The water in front of these small shacks is still carried through a system constructed by the Incas.

The Temple of Water
Inside the Temple of Water

This trapezoidal structure is common in Incan construction, similar to the arch in Roman construction, but much more stable for a seismically active area.

Water is a precious resource and the Incas knew how to work with mountain springs to keep clean, fresh water always available.

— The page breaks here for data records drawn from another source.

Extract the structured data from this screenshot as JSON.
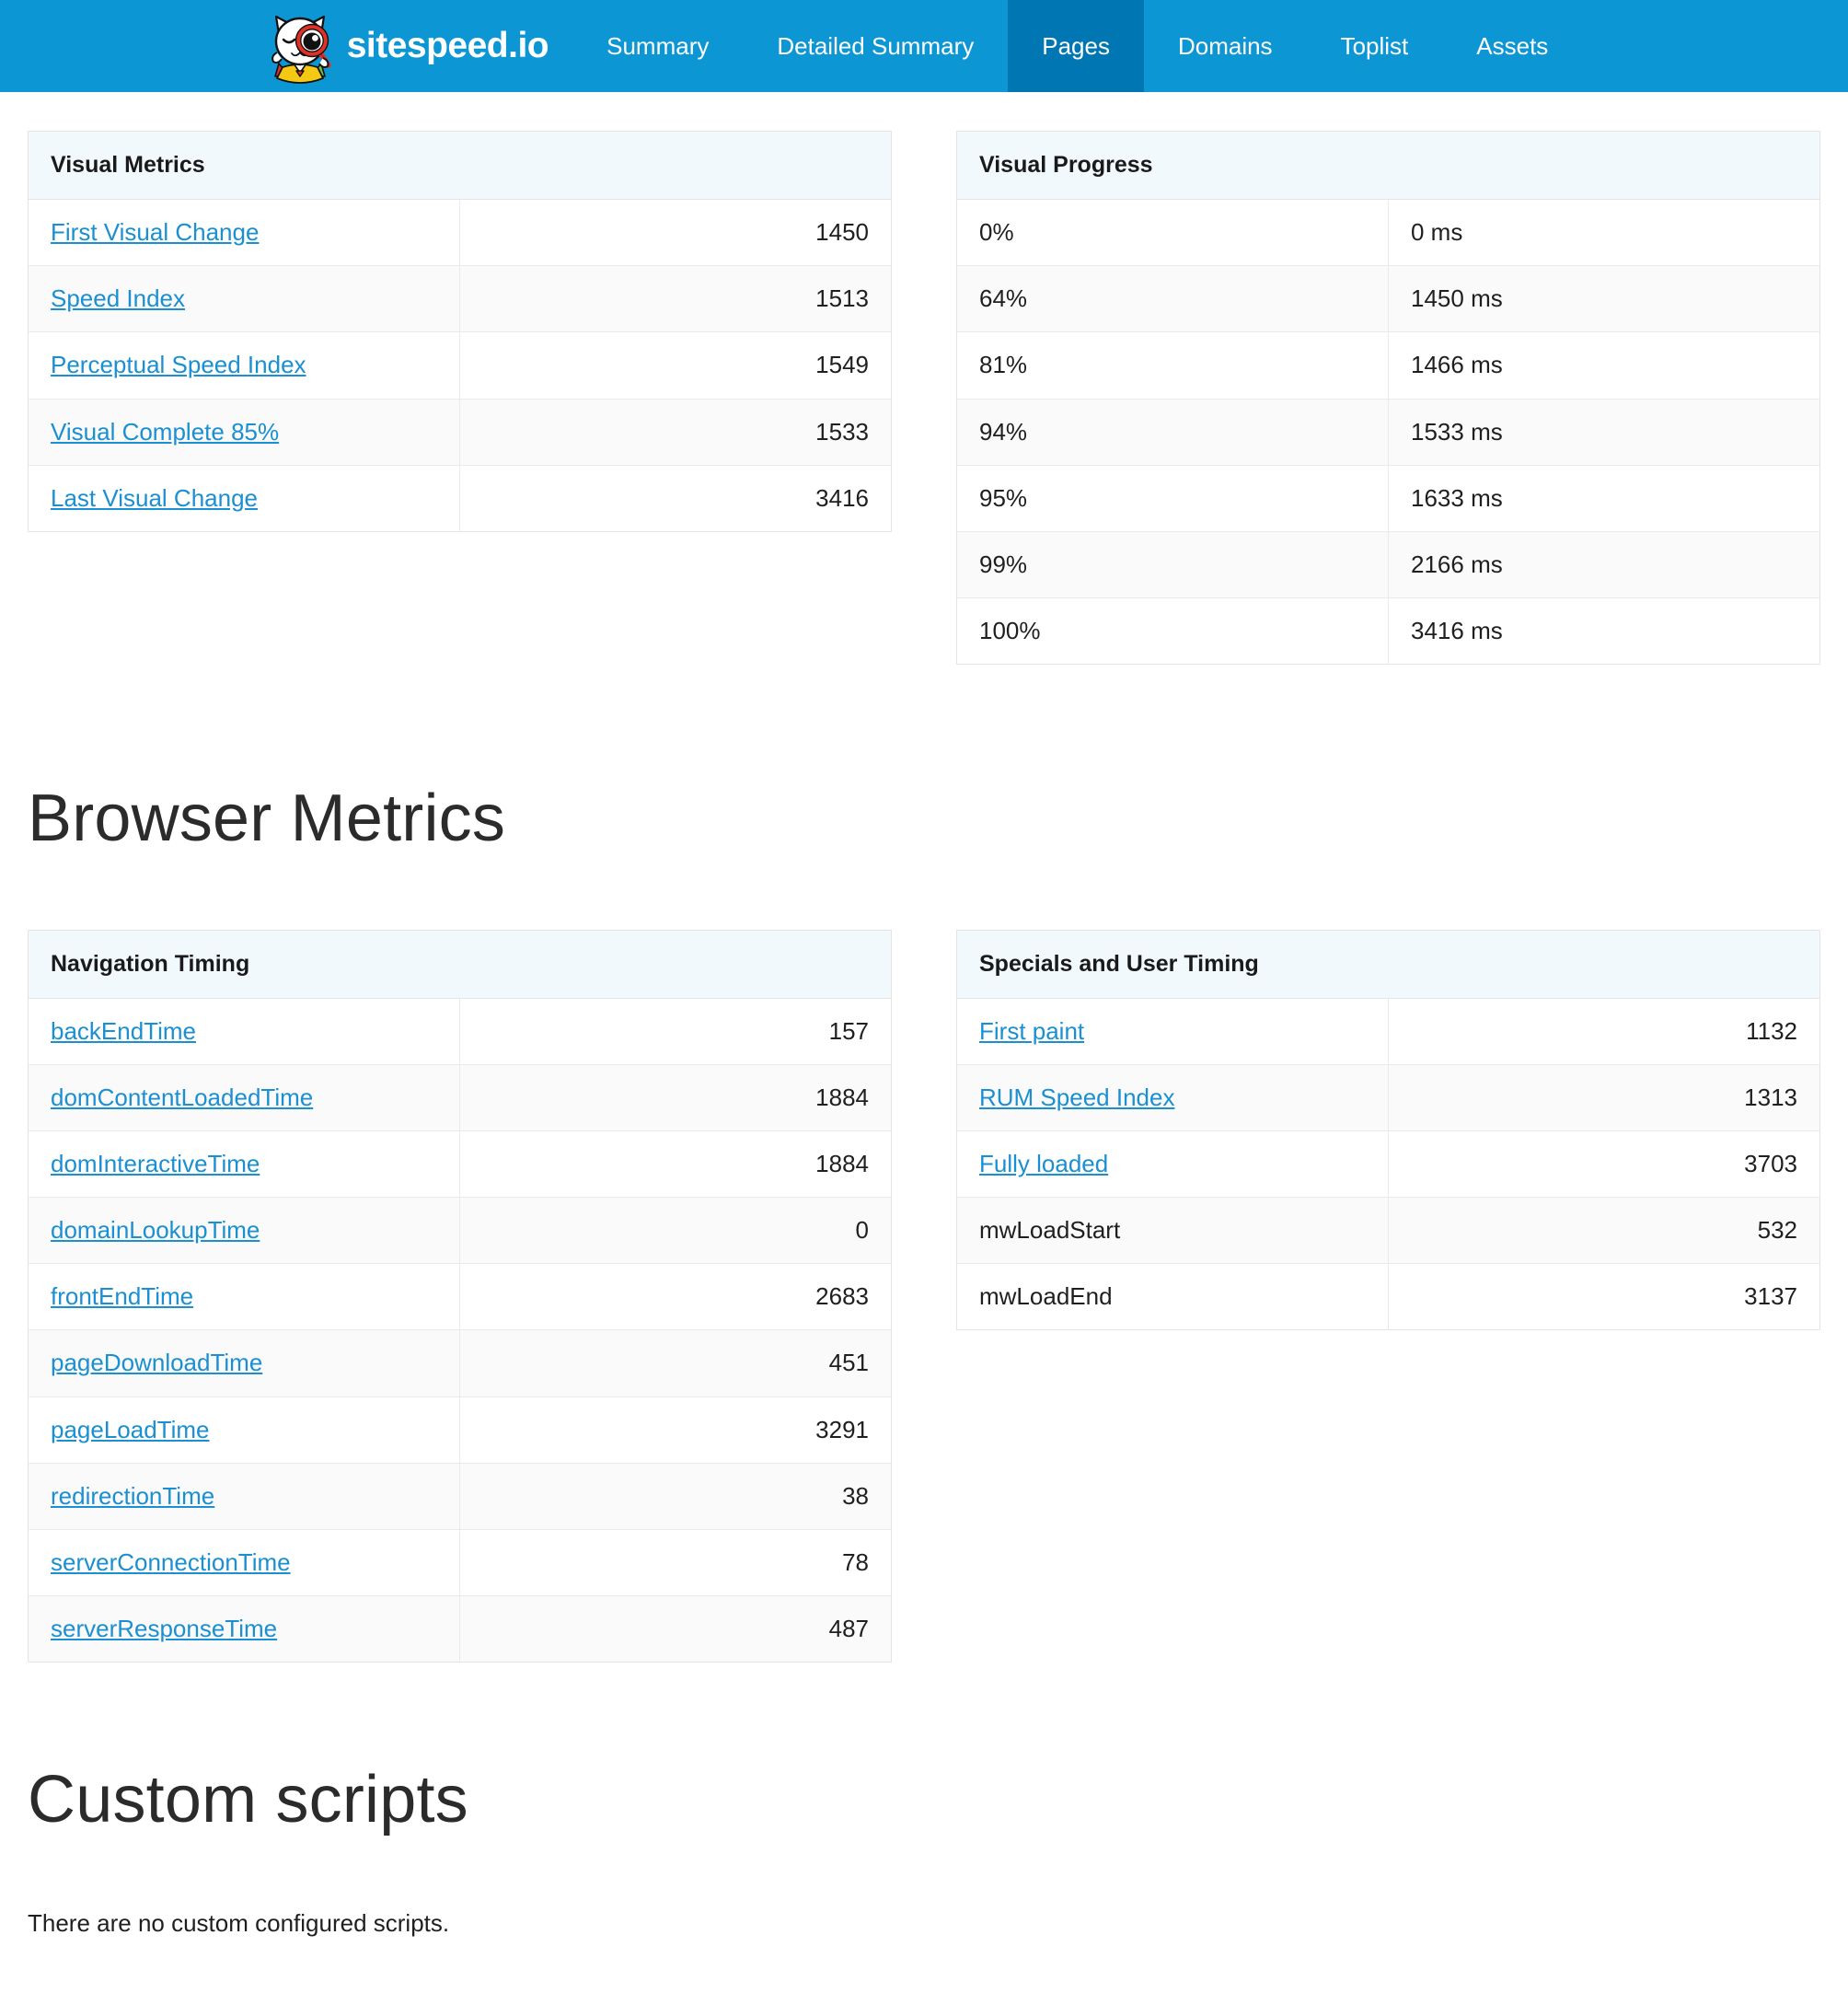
{
  "header": {
    "brand_name": "sitespeed.io",
    "logo_icon": "sitespeed-cat-logo-icon",
    "accent_color": "#0d96d4",
    "active_color": "#0077b3",
    "nav": [
      {
        "label": "Summary",
        "active": false
      },
      {
        "label": "Detailed Summary",
        "active": false
      },
      {
        "label": "Pages",
        "active": true
      },
      {
        "label": "Domains",
        "active": false
      },
      {
        "label": "Toplist",
        "active": false
      },
      {
        "label": "Assets",
        "active": false
      }
    ]
  },
  "visual_metrics": {
    "title": "Visual Metrics",
    "rows": [
      {
        "label": "First Visual Change",
        "value": "1450",
        "link": true
      },
      {
        "label": "Speed Index",
        "value": "1513",
        "link": true
      },
      {
        "label": "Perceptual Speed Index",
        "value": "1549",
        "link": true
      },
      {
        "label": "Visual Complete 85%",
        "value": "1533",
        "link": true
      },
      {
        "label": "Last Visual Change",
        "value": "3416",
        "link": true
      }
    ]
  },
  "visual_progress": {
    "title": "Visual Progress",
    "rows": [
      {
        "label": "0%",
        "value": "0 ms"
      },
      {
        "label": "64%",
        "value": "1450 ms"
      },
      {
        "label": "81%",
        "value": "1466 ms"
      },
      {
        "label": "94%",
        "value": "1533 ms"
      },
      {
        "label": "95%",
        "value": "1633 ms"
      },
      {
        "label": "99%",
        "value": "2166 ms"
      },
      {
        "label": "100%",
        "value": "3416 ms"
      }
    ]
  },
  "browser_metrics": {
    "heading": "Browser Metrics"
  },
  "navigation_timing": {
    "title": "Navigation Timing",
    "rows": [
      {
        "label": "backEndTime",
        "value": "157",
        "link": true
      },
      {
        "label": "domContentLoadedTime",
        "value": "1884",
        "link": true
      },
      {
        "label": "domInteractiveTime",
        "value": "1884",
        "link": true
      },
      {
        "label": "domainLookupTime",
        "value": "0",
        "link": true
      },
      {
        "label": "frontEndTime",
        "value": "2683",
        "link": true
      },
      {
        "label": "pageDownloadTime",
        "value": "451",
        "link": true
      },
      {
        "label": "pageLoadTime",
        "value": "3291",
        "link": true
      },
      {
        "label": "redirectionTime",
        "value": "38",
        "link": true
      },
      {
        "label": "serverConnectionTime",
        "value": "78",
        "link": true
      },
      {
        "label": "serverResponseTime",
        "value": "487",
        "link": true
      }
    ]
  },
  "specials_user_timing": {
    "title": "Specials and User Timing",
    "rows": [
      {
        "label": "First paint",
        "value": "1132",
        "link": true
      },
      {
        "label": "RUM Speed Index",
        "value": "1313",
        "link": true
      },
      {
        "label": "Fully loaded",
        "value": "3703",
        "link": true
      },
      {
        "label": "mwLoadStart",
        "value": "532",
        "link": false
      },
      {
        "label": "mwLoadEnd",
        "value": "3137",
        "link": false
      }
    ]
  },
  "custom_scripts": {
    "heading": "Custom scripts",
    "empty_message": "There are no custom configured scripts."
  }
}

The back section of the site was almost empty of tourists.
In the center, left you can see a face. This natural formation was enhanced by carving to improve the image. Notice the “crown” of pillars on top of the head. Viracocha’s or Tunupa’s image in stone on the mountain Pinkuylluna overlooks Ollantaytambo. Viracocha was the creator god of pre-Incan and Incan mythology.
To the right is a food storage area. Though difficult to make out now, originally the face could be seen to be carrying a large bag on his shoulder. These storehouses are constructed in the area of the bag. The Incas built them of fieldstones. Their location at high altitudes, where there is more wind and lower temperatures, defended their contents against decay. To enhance this effect, the Ollantaytambo qullqas feature ventilation systems. It is believed that they were used to store the production of the agricultural terraces built around the site. Grain would be poured in the windows on the uphill side of each building, then emptied out through the downhill side window.
You can just see the face and storehouses in the background. The area still has rich farmland.

This is a typical site in all Incan strongholds–stone steps, terraces and good drainage systems. These folks must have had good knees and huge lungs.